» **WORK ITEM**
Go through the entries below and tally each line holding the string "лицевая". Return the number only.

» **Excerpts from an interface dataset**

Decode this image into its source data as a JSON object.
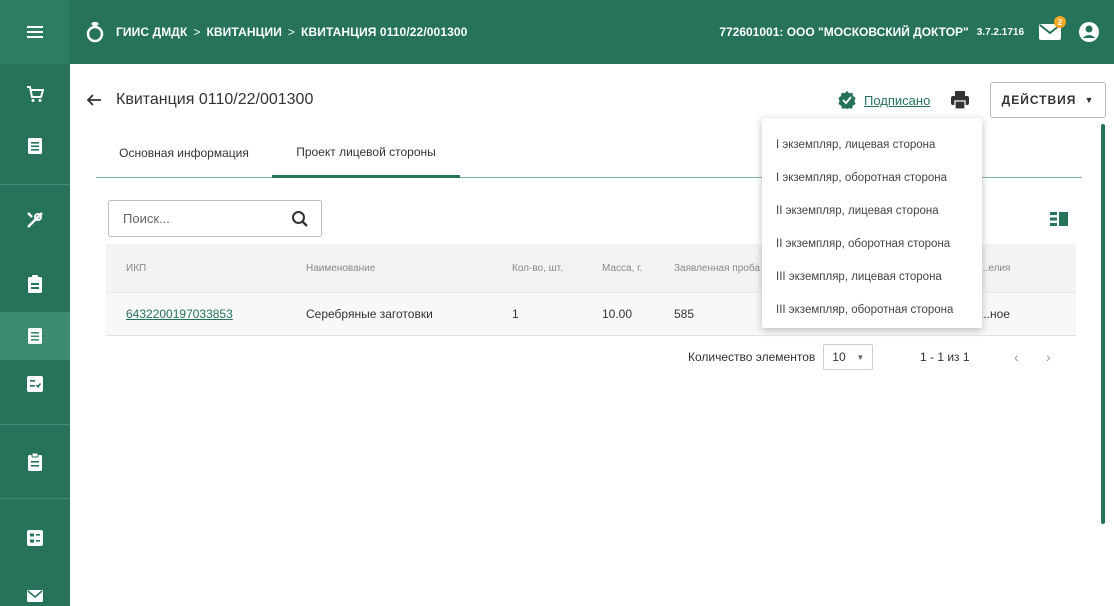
{
  "topbar": {
    "breadcrumb": [
      "ГИИС ДМДК",
      "КВИТАНЦИИ",
      "КВИТАНЦИЯ 0110/22/001300"
    ],
    "separator": ">",
    "org": "772601001: ООО \"МОСКОВСКИЙ ДОКТОР\"",
    "version": "3.7.2.1716",
    "mail_badge": "2",
    "bg_color": "#27725a"
  },
  "sidebar": {
    "items": [
      "cart-icon",
      "document-icon",
      "tools-icon",
      "badge-icon",
      "document-icon",
      "checklist-icon",
      "clipboard-icon",
      "form-icon",
      "mail-icon"
    ]
  },
  "header": {
    "title": "Квитанция 0110/22/001300",
    "status": "Подписано",
    "actions_label": "ДЕЙСТВИЯ"
  },
  "tabs": [
    {
      "label": "Основная информация"
    },
    {
      "label": "Проект лицевой стороны"
    }
  ],
  "search": {
    "placeholder": "Поиск..."
  },
  "table": {
    "columns": [
      "ИКП",
      "Наименование",
      "Кол-во, шт.",
      "Масса, г.",
      "Заявленная проба",
      "...елия"
    ],
    "rows": [
      {
        "ikp": "6432200197033853",
        "name": "Серебряные заготовки",
        "qty": "1",
        "mass": "10.00",
        "probe": "585",
        "last": "...ное"
      }
    ]
  },
  "pager": {
    "label": "Количество элементов",
    "page_size": "10",
    "range": "1 - 1 из 1",
    "prev": "‹",
    "next": "›"
  },
  "dropdown": {
    "items": [
      "I экземпляр, лицевая сторона",
      "I экземпляр, оборотная сторона",
      "II экземпляр, лицевая сторона",
      "II экземпляр, оборотная сторона",
      "III экземпляр, лицевая сторона",
      "III экземпляр, оборотная сторона"
    ]
  }
}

» **EXERCISE OUTPUT**
3